      Our daughter, Anna, has prepared a loose itinerary. Many beaches are on the list, including an excursion to Bondi Beach, the most famous of all in Sydney. I'm looking forward to the “not to be missed” Coast Walk from Bondi to Bronte Beach and a walk on the Sydney Harbor Bridge. Then, of course, there is the Opera House and ferry boat rides on the Sydney Harbor with its 149 miles of shoreline. Melbourne has outdoor markets, and great cuisine, and with the Yarra River cutting through the center, it should be beautiful. I'm looking forward to the old Victorian Buildings—I also heard they have great coffee houses. Next we will be on to the charming city of Adelaide and the best part of the trip—a Christmas celebration with my nephew Bill who will be competing with his mother in Minnesota for the best Swedish feast.
      Ron and I plan to stay on after the kids leave. We will fly to Perth in West Australia, which I understand is similar to San Diego. It will be fun to make the comparisons and to visit the nearby port town of Fremantle, Rottnest Island, and perhaps the Margaret River wine region.
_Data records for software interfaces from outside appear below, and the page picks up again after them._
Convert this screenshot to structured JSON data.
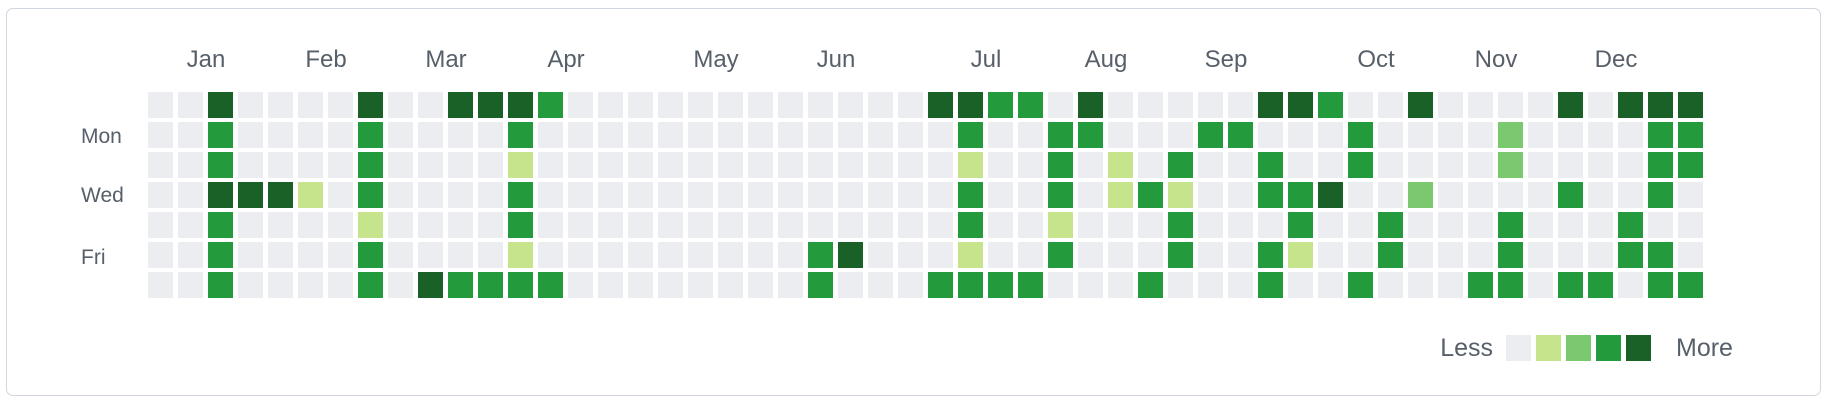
{
  "chart_data": {
    "type": "heatmap",
    "title": "",
    "months": [
      "Jan",
      "Feb",
      "Mar",
      "Apr",
      "May",
      "Jun",
      "Jul",
      "Aug",
      "Sep",
      "Oct",
      "Nov",
      "Dec"
    ],
    "month_start_weeks": [
      1,
      5,
      9,
      13,
      18,
      22,
      27,
      31,
      35,
      40,
      44,
      48
    ],
    "weekday_labels": [
      {
        "row": 1,
        "label": "Mon"
      },
      {
        "row": 3,
        "label": "Wed"
      },
      {
        "row": 5,
        "label": "Fri"
      }
    ],
    "levels_note": "0 = no contributions (lightest) ... 4 = most contributions (darkest)",
    "weeks": 53,
    "grid": [
      "0040000400444300000000000044330400000443004000040444",
      "0030000300003000000000000003003300033000300002000033",
      "0030000300001000000000000001003010300300300002000033",
      "0044410300003000000000000003003013100334002000030030",
      "0030000100003000000000000003001000300030030003000300",
      "0030000300001000000000340001003000300310030003000330",
      "0030000304333300000000300033330003000300300033033033"
    ],
    "legend": {
      "less_label": "Less",
      "more_label": "More",
      "level_colors": [
        "#ebedf0",
        "#c6e48b",
        "#7bc96f",
        "#239a3b",
        "#196127"
      ]
    }
  },
  "colors": {
    "level0": "#ebedf0",
    "level1": "#c6e48b",
    "level2": "#7bc96f",
    "level3": "#239a3b",
    "level4": "#196127",
    "label_text": "#57606a",
    "border": "#d0d7de"
  }
}
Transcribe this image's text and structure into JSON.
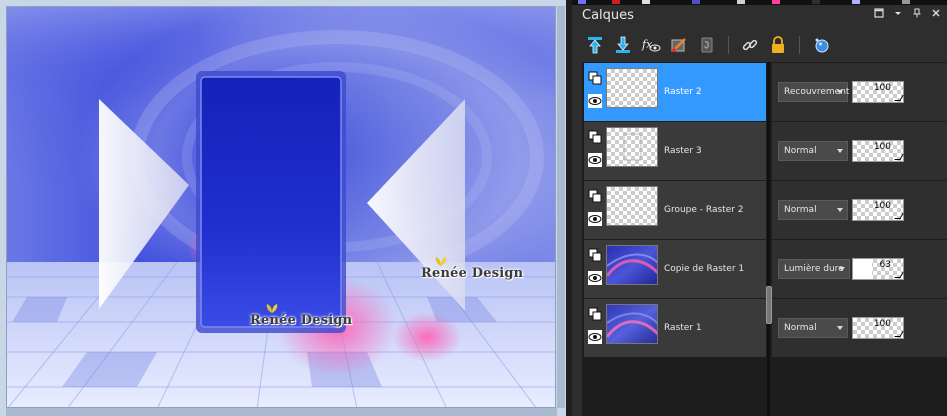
{
  "panel": {
    "title": "Calques",
    "title_buttons": [
      "restore-icon",
      "menu-arrow-icon",
      "pin-icon",
      "close-icon"
    ],
    "toolbar": [
      "layer-up-icon",
      "layer-down-icon",
      "fx-visibility-icon",
      "paintbrush-layer-icon",
      "mask-icon",
      "link-icon",
      "lock-icon",
      "material-icon"
    ],
    "layers": [
      {
        "name": "Raster 2",
        "selected": true,
        "blend": "Recouvrement",
        "opacity": 100
      },
      {
        "name": "Raster 3",
        "selected": false,
        "blend": "Normal",
        "opacity": 100
      },
      {
        "name": "Groupe - Raster 2",
        "selected": false,
        "blend": "Normal",
        "opacity": 100
      },
      {
        "name": "Copie de Raster 1",
        "selected": false,
        "blend": "Lumière dure",
        "opacity": 63
      },
      {
        "name": "Raster 1",
        "selected": false,
        "blend": "Normal",
        "opacity": 100
      }
    ],
    "colors": {
      "selected": "#3399ff",
      "row": "#3a3a3a",
      "background": "#2e2e2e"
    }
  },
  "canvas": {
    "watermark_1": "Renée Design",
    "watermark_2": "Renée Design",
    "colors": {
      "blue": "#1a2bd6",
      "light": "#dfe6ff",
      "pink": "#ff4fa8"
    }
  }
}
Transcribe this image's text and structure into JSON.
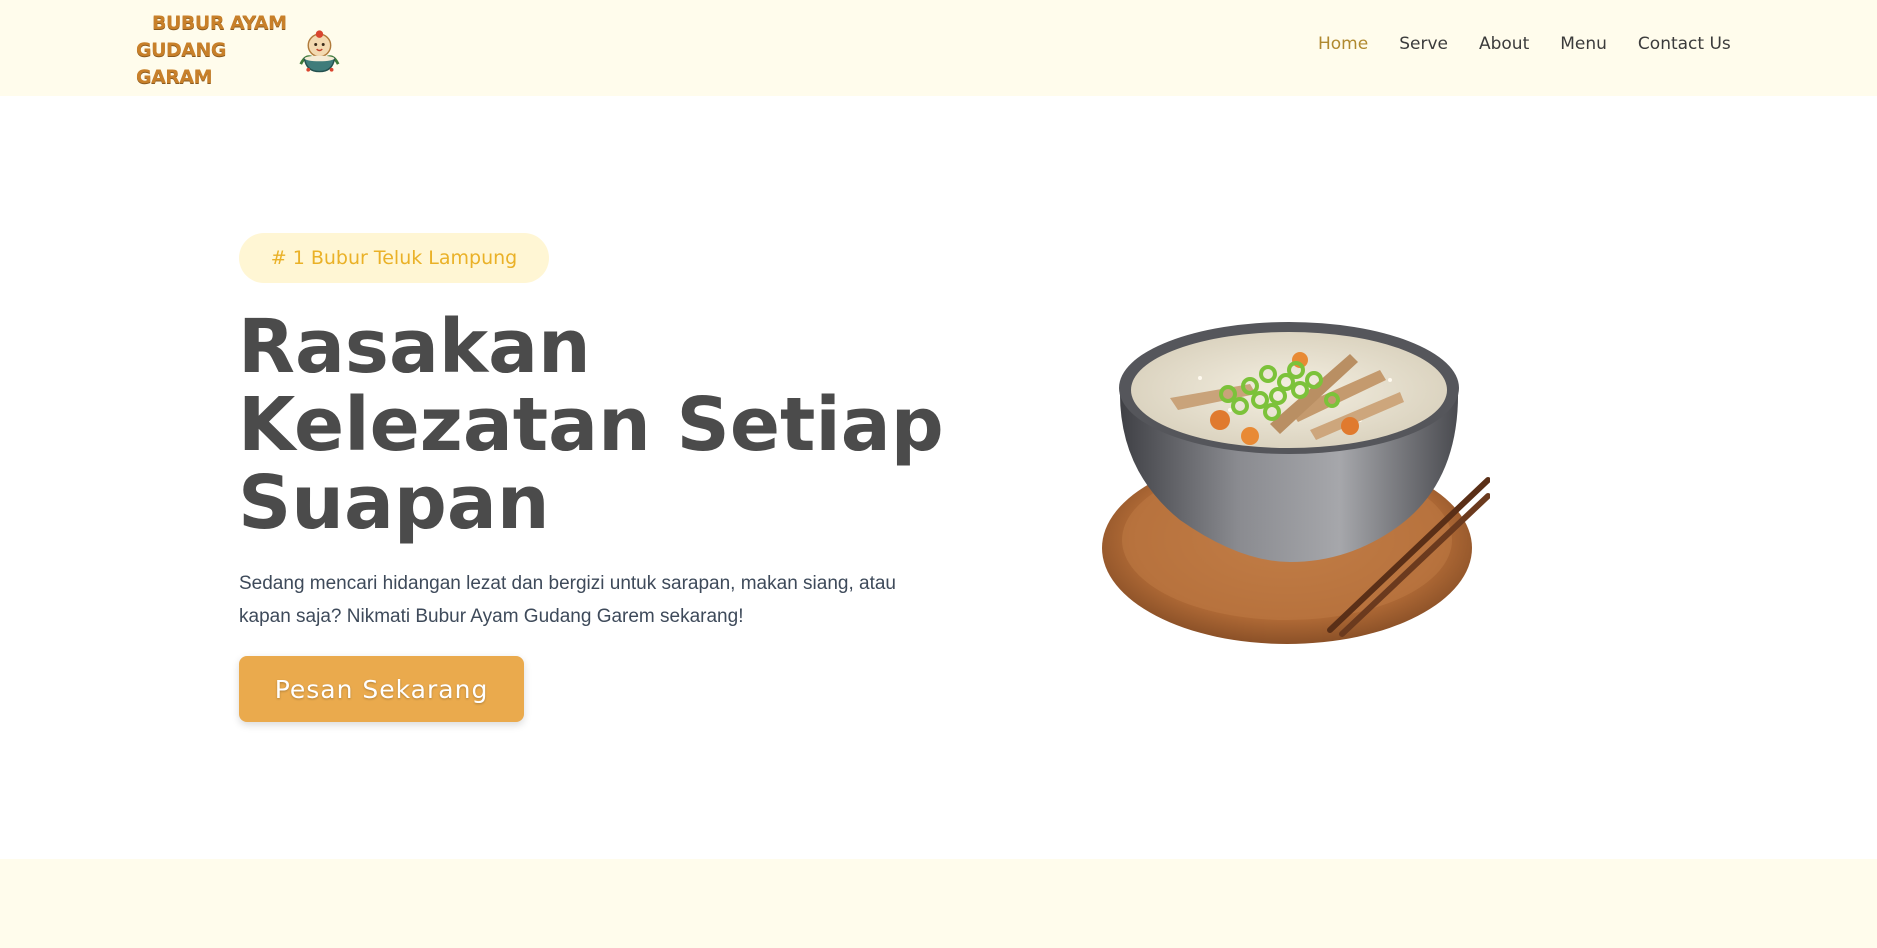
{
  "brand": {
    "line1": "BUBUR AYAM",
    "line2": "GUDANG GARAM",
    "icon": "bowl-mascot-icon",
    "color": "#c8802a"
  },
  "nav": {
    "items": [
      {
        "label": "Home",
        "active": true
      },
      {
        "label": "Serve",
        "active": false
      },
      {
        "label": "About",
        "active": false
      },
      {
        "label": "Menu",
        "active": false
      },
      {
        "label": "Contact Us",
        "active": false
      }
    ],
    "active_color": "#b0892f"
  },
  "hero": {
    "badge": "# 1 Bubur Teluk Lampung",
    "headline": [
      "Rasakan",
      "Kelezatan Setiap",
      "Suapan"
    ],
    "description_line1": "Sedang mencari hidangan lezat dan bergizi untuk sarapan, makan siang, atau",
    "description_line2": "kapan saja? Nikmati Bubur Ayam Gudang Garem sekarang!",
    "cta": "Pesan Sekarang",
    "image": "bubur-ayam-bowl-image"
  },
  "colors": {
    "header_bg": "#fffcec",
    "accent": "#eaaa4d",
    "badge_bg": "#fff6d4",
    "badge_text": "#eab127",
    "heading": "#4b4b4b"
  }
}
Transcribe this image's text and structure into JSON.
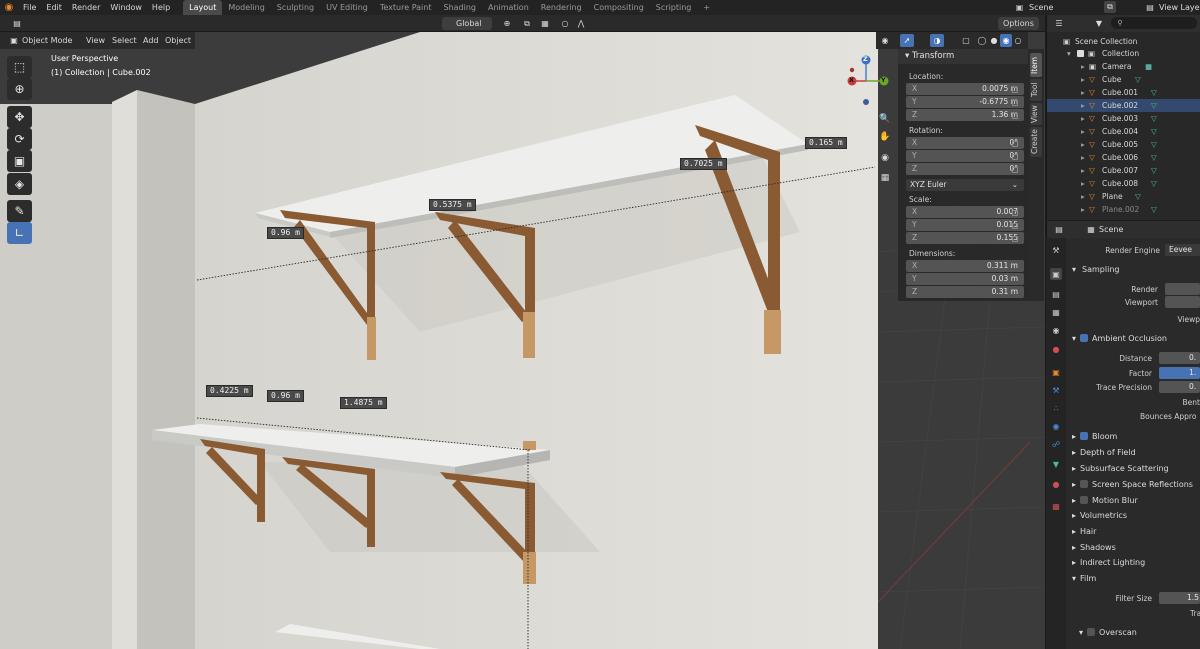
{
  "topbar": {
    "menus": [
      "File",
      "Edit",
      "Render",
      "Window",
      "Help"
    ],
    "workspaces": [
      "Layout",
      "Modeling",
      "Sculpting",
      "UV Editing",
      "Texture Paint",
      "Shading",
      "Animation",
      "Rendering",
      "Compositing",
      "Scripting"
    ],
    "active_workspace": "Layout",
    "add_tab": "+",
    "scene": "Scene",
    "view_layer": "View Layer"
  },
  "viewport_header": {
    "mode": "Object Mode",
    "menus": [
      "View",
      "Select",
      "Add",
      "Object"
    ],
    "orientation": "Global",
    "options": "Options"
  },
  "overlay_text": {
    "perspective": "User Perspective",
    "collection": "(1) Collection | Cube.002"
  },
  "measurements": [
    {
      "text": "0.165 m"
    },
    {
      "text": "0.7025 m"
    },
    {
      "text": "0.5375 m"
    },
    {
      "text": "0.96 m"
    },
    {
      "text": "0.4225 m"
    },
    {
      "text": "0.96 m"
    },
    {
      "text": "1.4875 m"
    }
  ],
  "npanel": {
    "header": "Transform",
    "location_label": "Location:",
    "location": {
      "x": "0.0075 m",
      "y": "-0.6775 m",
      "z": "1.36 m"
    },
    "rotation_label": "Rotation:",
    "rotation": {
      "x": "0°",
      "y": "0°",
      "z": "0°"
    },
    "rotation_mode": "XYZ Euler",
    "scale_label": "Scale:",
    "scale": {
      "x": "0.007",
      "y": "0.015",
      "z": "0.155"
    },
    "dimensions_label": "Dimensions:",
    "dimensions": {
      "x": "0.311 m",
      "y": "0.03 m",
      "z": "0.31 m"
    },
    "axis": {
      "x": "X",
      "y": "Y",
      "z": "Z"
    },
    "tabs": [
      "Item",
      "Tool",
      "View",
      "Create"
    ]
  },
  "outliner": {
    "root": "Scene Collection",
    "collection": "Collection",
    "items": [
      "Camera",
      "Cube",
      "Cube.001",
      "Cube.002",
      "Cube.003",
      "Cube.004",
      "Cube.005",
      "Cube.006",
      "Cube.007",
      "Cube.008",
      "Plane",
      "Plane.002"
    ],
    "selected": "Cube.002"
  },
  "properties": {
    "context": "Scene",
    "render_engine_label": "Render Engine",
    "render_engine": "Eevee",
    "sampling": "Sampling",
    "render_label": "Render",
    "viewport_label": "Viewport",
    "viewport_denoise_label": "Viewp",
    "ao": "Ambient Occlusion",
    "distance_label": "Distance",
    "distance_val": "0.",
    "factor_label": "Factor",
    "factor_val": "1.",
    "trace_label": "Trace Precision",
    "trace_val": "0.",
    "bent_label": "Bent",
    "bounces_label": "Bounces Appro",
    "sections": [
      "Bloom",
      "Depth of Field",
      "Subsurface Scattering",
      "Screen Space Reflections",
      "Motion Blur",
      "Volumetrics",
      "Hair",
      "Shadows",
      "Indirect Lighting",
      "Film"
    ],
    "filter_size_label": "Filter Size",
    "filter_size_val": "1.5",
    "transparent_label": "Tra",
    "overscan": "Overscan"
  },
  "colors": {
    "accent": "#4772b3",
    "selected_row": "#334a6e",
    "wall": "#dddbd5",
    "wood": "#8a5a32"
  },
  "icons": {
    "gizmo_x": "X",
    "gizmo_y": "Y",
    "gizmo_z": "Z"
  }
}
      We will end our trip with a final five days in Sydney to include a visit to the Blue Mountains. It contains the world's widest variety of eucalyptus in one continuous forest and will be another reminder of San Diego where hundreds of these Australian trees have been planted.
      We are about to depart. I've made hard copies of all of the reservations. Contacted our apartment host in Sydney to confirm our arrival time and the baby bed. Double checked the flights to make sure nothing has changed. Checked in for our flights.
      Off we go on a new adventure and a chance to discover why Australians believe they live in the best country on earth.
      I will report along the way. Next Post: Waikiki.